Copy the records below exactly as they are written.

Given entries below:

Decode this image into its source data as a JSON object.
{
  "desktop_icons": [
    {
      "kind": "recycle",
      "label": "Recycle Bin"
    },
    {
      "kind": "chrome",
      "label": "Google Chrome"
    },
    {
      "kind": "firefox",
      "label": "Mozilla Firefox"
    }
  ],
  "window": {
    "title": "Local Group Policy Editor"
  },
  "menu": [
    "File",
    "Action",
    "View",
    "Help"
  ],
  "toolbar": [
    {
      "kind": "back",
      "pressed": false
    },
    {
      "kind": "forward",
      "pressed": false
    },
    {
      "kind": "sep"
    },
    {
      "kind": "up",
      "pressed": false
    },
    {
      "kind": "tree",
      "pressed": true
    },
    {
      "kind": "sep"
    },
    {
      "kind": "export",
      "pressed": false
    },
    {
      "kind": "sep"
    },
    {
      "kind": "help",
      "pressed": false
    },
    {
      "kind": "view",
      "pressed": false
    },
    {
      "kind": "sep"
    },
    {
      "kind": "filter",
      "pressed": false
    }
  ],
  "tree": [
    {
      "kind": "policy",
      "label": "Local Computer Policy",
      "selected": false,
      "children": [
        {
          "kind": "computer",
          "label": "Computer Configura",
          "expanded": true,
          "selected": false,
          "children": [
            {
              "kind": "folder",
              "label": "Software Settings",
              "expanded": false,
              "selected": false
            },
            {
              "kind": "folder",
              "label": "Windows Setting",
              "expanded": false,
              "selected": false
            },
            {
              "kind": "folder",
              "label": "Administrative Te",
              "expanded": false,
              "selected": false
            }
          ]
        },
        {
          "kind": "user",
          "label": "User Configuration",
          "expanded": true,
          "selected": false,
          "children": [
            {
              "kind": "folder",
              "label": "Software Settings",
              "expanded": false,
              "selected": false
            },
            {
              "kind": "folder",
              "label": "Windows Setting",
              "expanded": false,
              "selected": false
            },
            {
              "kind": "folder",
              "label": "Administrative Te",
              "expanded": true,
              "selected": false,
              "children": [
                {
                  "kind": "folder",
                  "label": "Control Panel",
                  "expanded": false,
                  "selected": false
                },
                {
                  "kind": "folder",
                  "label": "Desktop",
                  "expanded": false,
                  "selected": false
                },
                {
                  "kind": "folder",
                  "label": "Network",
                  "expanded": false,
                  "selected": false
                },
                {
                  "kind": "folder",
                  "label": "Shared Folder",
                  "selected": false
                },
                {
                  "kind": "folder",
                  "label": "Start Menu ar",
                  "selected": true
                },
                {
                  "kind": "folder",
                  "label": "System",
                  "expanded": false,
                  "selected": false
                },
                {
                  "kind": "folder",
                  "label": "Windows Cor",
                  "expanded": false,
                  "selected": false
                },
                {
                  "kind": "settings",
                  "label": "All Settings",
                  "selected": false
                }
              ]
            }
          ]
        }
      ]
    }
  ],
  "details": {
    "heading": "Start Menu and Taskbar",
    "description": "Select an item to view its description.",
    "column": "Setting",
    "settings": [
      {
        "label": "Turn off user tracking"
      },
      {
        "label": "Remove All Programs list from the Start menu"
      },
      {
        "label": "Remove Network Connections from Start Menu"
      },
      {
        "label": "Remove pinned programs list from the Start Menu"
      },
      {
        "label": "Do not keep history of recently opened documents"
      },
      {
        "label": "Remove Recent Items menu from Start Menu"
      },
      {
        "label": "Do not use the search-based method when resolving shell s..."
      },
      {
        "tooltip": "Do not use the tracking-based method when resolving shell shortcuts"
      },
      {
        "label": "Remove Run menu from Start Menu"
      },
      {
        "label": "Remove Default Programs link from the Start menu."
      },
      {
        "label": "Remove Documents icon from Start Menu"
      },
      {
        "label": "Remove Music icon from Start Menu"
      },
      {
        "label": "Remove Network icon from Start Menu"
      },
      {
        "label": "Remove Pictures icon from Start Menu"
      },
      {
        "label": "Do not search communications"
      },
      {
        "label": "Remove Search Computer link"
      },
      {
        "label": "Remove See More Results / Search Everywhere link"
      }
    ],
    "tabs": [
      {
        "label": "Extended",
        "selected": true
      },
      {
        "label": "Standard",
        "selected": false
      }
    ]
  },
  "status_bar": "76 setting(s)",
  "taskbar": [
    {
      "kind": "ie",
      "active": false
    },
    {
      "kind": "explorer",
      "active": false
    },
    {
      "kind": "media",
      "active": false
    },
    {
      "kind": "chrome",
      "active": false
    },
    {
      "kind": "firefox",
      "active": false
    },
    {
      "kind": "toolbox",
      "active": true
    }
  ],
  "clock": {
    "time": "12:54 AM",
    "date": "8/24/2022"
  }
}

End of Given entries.

**Response box**.
Decode this image into its source data as a JSON object.
{
  "desktop_icons": [
    {
      "kind": "recycle",
      "label": "Recycle Bin"
    },
    {
      "kind": "chrome",
      "label": "Google Chrome"
    },
    {
      "kind": "firefox",
      "label": "Mozilla Firefox"
    }
  ],
  "window": {
    "title": "Local Group Policy Editor"
  },
  "menu": [
    "File",
    "Action",
    "View",
    "Help"
  ],
  "toolbar": [
    {
      "kind": "back",
      "pressed": false
    },
    {
      "kind": "forward",
      "pressed": false
    },
    {
      "kind": "sep"
    },
    {
      "kind": "up",
      "pressed": false
    },
    {
      "kind": "tree",
      "pressed": true
    },
    {
      "kind": "sep"
    },
    {
      "kind": "export",
      "pressed": false
    },
    {
      "kind": "sep"
    },
    {
      "kind": "help",
      "pressed": false
    },
    {
      "kind": "view",
      "pressed": false
    },
    {
      "kind": "sep"
    },
    {
      "kind": "filter",
      "pressed": false
    }
  ],
  "tree": [
    {
      "kind": "policy",
      "label": "Local Computer Policy",
      "selected": false,
      "children": [
        {
          "kind": "computer",
          "label": "Computer Configura",
          "expanded": true,
          "selected": false,
          "children": [
            {
              "kind": "folder",
              "label": "Software Settings",
              "expanded": false,
              "selected": false
            },
            {
              "kind": "folder",
              "label": "Windows Setting",
              "expanded": false,
              "selected": false
            },
            {
              "kind": "folder",
              "label": "Administrative Te",
              "expanded": false,
              "selected": false
            }
          ]
        },
        {
          "kind": "user",
          "label": "User Configuration",
          "expanded": true,
          "selected": false,
          "children": [
            {
              "kind": "folder",
              "label": "Software Settings",
              "expanded": false,
              "selected": false
            },
            {
              "kind": "folder",
              "label": "Windows Setting",
              "expanded": false,
              "selected": false
            },
            {
              "kind": "folder",
              "label": "Administrative Te",
              "expanded": true,
              "selected": false,
              "children": [
                {
                  "kind": "folder",
                  "label": "Control Panel",
                  "expanded": false,
                  "selected": false
                },
                {
                  "kind": "folder",
                  "label": "Desktop",
                  "expanded": false,
                  "selected": false
                },
                {
                  "kind": "folder",
                  "label": "Network",
                  "expanded": false,
                  "selected": false
                },
                {
                  "kind": "folder",
                  "label": "Shared Folder",
                  "selected": false
                },
                {
                  "kind": "folder",
                  "label": "Start Menu ar",
                  "selected": true
                },
                {
                  "kind": "folder",
                  "label": "System",
                  "expanded": false,
                  "selected": false
                },
                {
                  "kind": "folder",
                  "label": "Windows Cor",
                  "expanded": false,
                  "selected": false
                },
                {
                  "kind": "settings",
                  "label": "All Settings",
                  "selected": false
                }
              ]
            }
          ]
        }
      ]
    }
  ],
  "details": {
    "heading": "Start Menu and Taskbar",
    "description": "Select an item to view its description.",
    "column": "Setting",
    "settings": [
      {
        "label": "Turn off user tracking"
      },
      {
        "label": "Remove All Programs list from the Start menu"
      },
      {
        "label": "Remove Network Connections from Start Menu"
      },
      {
        "label": "Remove pinned programs list from the Start Menu"
      },
      {
        "label": "Do not keep history of recently opened documents"
      },
      {
        "label": "Remove Recent Items menu from Start Menu"
      },
      {
        "label": "Do not use the search-based method when resolving shell s..."
      },
      {
        "tooltip": "Do not use the tracking-based method when resolving shell shortcuts"
      },
      {
        "label": "Remove Run menu from Start Menu"
      },
      {
        "label": "Remove Default Programs link from the Start menu."
      },
      {
        "label": "Remove Documents icon from Start Menu"
      },
      {
        "label": "Remove Music icon from Start Menu"
      },
      {
        "label": "Remove Network icon from Start Menu"
      },
      {
        "label": "Remove Pictures icon from Start Menu"
      },
      {
        "label": "Do not search communications"
      },
      {
        "label": "Remove Search Computer link"
      },
      {
        "label": "Remove See More Results / Search Everywhere link"
      }
    ],
    "tabs": [
      {
        "label": "Extended",
        "selected": true
      },
      {
        "label": "Standard",
        "selected": false
      }
    ]
  },
  "status_bar": "76 setting(s)",
  "taskbar": [
    {
      "kind": "ie",
      "active": false
    },
    {
      "kind": "explorer",
      "active": false
    },
    {
      "kind": "media",
      "active": false
    },
    {
      "kind": "chrome",
      "active": false
    },
    {
      "kind": "firefox",
      "active": false
    },
    {
      "kind": "toolbox",
      "active": true
    }
  ],
  "clock": {
    "time": "12:54 AM",
    "date": "8/24/2022"
  }
}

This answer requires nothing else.